Once all these steps are accomplished, parties may engage in a lockout or a strike until they come to an agreement to end the labour dispute or, as sometimes occurs, are ordered to do so under back-to-work legislation.

Examples of unlawful strike or lockout

In light of these various steps and other statutory requirements, there are many circumstances in which a party may be engaged in an unlawful strike or lockout both at the provincial or the federal level. This includes the following:

Strikes cannot be used by a group of employees as an attempt to gain bargaining rights where there is no union rather than going through the certification process. Also, it cannot be used by unions holding bargaining rights to increase or redefine the scope of the bargaining unit.

A strike is unlawful if no strike vote has taken place with the requisite amount of support from the employees.

A union may not engage in a strike to show support for another union that is engaged in a dispute with another employer (or even the same employer). Nor can it commence a strike as a result of a dispute with management in the course of a collective agreement's operation and prior to the acquisition of the right to strike.

Picketing or other forms of "striking" that are unruly or accompanied by violence or vandalism will also be considered unlawful.

An unlawful lockout may occur when an employer terminates or does not recall laid-off employees and, instead, moves their work to another office or location controlled by the same employer.
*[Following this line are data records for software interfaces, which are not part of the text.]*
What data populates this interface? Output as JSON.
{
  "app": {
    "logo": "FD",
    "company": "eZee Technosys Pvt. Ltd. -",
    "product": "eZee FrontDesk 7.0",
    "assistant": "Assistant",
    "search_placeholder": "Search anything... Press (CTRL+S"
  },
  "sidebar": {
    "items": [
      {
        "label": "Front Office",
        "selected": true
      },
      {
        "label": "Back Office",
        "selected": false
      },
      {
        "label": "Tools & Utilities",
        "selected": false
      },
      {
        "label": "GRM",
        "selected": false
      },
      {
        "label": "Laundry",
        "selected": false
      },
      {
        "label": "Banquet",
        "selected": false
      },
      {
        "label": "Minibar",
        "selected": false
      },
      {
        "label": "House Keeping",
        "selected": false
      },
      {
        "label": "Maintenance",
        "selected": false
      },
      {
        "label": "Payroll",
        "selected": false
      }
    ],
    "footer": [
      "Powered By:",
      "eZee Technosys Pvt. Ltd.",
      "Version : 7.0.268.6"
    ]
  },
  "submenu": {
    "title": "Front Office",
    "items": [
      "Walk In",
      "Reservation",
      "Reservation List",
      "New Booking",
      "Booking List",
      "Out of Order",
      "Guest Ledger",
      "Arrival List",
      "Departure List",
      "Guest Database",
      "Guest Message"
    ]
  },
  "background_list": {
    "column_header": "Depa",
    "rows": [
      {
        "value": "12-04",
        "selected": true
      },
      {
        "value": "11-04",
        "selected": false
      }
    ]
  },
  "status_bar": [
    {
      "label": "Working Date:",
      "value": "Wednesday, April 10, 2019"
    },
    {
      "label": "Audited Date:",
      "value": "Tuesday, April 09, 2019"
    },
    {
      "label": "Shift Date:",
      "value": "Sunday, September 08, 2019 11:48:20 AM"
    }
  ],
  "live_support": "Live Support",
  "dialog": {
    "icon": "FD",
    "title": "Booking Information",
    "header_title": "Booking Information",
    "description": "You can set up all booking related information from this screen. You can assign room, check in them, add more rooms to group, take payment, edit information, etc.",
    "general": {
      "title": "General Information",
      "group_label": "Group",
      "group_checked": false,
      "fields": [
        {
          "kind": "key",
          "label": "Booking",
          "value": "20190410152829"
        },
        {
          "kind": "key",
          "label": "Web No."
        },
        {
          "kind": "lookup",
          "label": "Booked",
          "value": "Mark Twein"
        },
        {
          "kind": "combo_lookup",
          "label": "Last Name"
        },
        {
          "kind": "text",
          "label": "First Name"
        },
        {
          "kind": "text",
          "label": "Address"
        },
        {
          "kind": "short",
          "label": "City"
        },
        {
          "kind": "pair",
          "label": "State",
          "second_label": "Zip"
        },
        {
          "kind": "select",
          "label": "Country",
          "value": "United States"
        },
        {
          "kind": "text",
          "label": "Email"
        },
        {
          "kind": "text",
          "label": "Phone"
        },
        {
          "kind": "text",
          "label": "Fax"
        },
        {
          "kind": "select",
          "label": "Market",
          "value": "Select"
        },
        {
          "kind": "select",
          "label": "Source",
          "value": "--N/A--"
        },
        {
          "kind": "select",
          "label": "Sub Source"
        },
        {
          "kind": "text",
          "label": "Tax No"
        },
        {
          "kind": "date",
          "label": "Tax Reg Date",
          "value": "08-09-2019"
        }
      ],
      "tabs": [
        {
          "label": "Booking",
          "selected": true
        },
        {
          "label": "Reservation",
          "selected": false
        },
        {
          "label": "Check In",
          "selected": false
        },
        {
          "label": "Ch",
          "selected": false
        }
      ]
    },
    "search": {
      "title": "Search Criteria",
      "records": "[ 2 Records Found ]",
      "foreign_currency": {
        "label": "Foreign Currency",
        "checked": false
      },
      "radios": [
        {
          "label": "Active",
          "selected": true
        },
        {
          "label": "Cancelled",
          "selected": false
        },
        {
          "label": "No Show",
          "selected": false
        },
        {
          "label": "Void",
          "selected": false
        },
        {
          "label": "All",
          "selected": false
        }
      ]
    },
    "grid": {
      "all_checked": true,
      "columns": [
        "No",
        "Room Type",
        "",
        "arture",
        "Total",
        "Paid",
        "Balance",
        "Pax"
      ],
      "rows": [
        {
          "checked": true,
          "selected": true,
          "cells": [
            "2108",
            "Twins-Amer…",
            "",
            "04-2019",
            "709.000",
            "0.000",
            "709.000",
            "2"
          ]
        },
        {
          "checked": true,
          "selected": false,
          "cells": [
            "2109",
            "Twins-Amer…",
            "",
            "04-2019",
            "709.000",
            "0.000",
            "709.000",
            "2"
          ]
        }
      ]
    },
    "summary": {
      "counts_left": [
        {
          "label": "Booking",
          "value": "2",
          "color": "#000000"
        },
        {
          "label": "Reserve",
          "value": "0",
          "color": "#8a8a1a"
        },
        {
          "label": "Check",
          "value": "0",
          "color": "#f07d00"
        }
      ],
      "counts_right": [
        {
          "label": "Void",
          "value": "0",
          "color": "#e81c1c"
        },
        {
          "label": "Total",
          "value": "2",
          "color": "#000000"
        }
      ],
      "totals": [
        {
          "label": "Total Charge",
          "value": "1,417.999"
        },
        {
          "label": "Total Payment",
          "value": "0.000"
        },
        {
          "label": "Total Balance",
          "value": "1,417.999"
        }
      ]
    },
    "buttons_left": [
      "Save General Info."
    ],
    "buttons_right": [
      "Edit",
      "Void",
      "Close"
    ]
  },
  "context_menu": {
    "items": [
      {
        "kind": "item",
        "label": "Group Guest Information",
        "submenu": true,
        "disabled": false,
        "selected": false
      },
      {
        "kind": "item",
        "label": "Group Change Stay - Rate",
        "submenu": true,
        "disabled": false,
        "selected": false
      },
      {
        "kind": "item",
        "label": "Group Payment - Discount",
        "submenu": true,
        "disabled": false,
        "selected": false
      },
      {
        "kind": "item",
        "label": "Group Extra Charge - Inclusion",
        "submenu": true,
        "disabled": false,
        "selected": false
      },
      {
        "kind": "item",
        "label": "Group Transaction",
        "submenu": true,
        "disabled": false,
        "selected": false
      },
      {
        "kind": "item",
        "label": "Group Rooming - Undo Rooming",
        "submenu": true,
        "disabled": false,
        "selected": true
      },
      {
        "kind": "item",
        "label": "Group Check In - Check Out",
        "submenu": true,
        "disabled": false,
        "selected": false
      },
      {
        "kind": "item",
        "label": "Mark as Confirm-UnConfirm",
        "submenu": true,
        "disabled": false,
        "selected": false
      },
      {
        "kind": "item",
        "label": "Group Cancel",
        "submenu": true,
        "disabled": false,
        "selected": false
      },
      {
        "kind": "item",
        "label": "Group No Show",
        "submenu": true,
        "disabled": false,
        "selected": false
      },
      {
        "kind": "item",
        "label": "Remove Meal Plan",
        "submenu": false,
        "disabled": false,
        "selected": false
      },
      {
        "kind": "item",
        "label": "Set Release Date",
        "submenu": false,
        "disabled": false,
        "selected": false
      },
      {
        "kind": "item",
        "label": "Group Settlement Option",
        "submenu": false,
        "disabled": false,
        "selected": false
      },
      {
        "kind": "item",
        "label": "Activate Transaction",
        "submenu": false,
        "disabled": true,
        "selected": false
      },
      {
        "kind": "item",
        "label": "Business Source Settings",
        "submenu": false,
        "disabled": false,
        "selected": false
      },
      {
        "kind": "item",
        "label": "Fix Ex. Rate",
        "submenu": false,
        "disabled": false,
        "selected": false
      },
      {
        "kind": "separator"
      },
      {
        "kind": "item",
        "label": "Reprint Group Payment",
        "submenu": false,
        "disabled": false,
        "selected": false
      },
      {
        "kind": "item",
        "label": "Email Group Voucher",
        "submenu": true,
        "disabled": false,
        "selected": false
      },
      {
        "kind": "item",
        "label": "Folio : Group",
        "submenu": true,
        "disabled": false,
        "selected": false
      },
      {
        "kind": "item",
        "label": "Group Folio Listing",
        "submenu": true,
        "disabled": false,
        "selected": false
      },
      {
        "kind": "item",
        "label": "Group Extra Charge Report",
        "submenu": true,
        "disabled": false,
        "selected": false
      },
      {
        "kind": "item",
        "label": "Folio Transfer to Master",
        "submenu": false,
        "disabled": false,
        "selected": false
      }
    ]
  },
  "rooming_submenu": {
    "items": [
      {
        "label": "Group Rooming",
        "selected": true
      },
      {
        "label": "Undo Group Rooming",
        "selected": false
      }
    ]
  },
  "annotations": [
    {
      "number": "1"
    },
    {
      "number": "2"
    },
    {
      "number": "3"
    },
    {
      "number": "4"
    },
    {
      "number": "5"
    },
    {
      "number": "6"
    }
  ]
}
In order to be considered unlawful, the purpose of the work relocation must be to force the employees to accept new employment conditions.

Finally, it is contrary to the Ontario Labour Relations Act for employees and employers to even make threats of an unlawful strike or lockout.

Conclusion

As we can see, strikes and lockouts can only be used under specific circumstances. Otherwise, they may be found unlawful. As such, employers and unions must be careful prior to engaging in such activities. If their actions are found to be illegal, employers, a person who acts on behalf of an employer, trade unions, or a person who acts as an officer or representative of a trade union may notably be convicted of an offence, face financial penalties or fines or be ordered, or be ordered to pay damages depending on the jurisdiction and circumstances. Therefore, if a labour dispute occurs, it is critical that the parties comply with the Labour Relations Act and the Canada Labour Code.

The authors wish to thank Laura Konkel, articling student, for her contribution.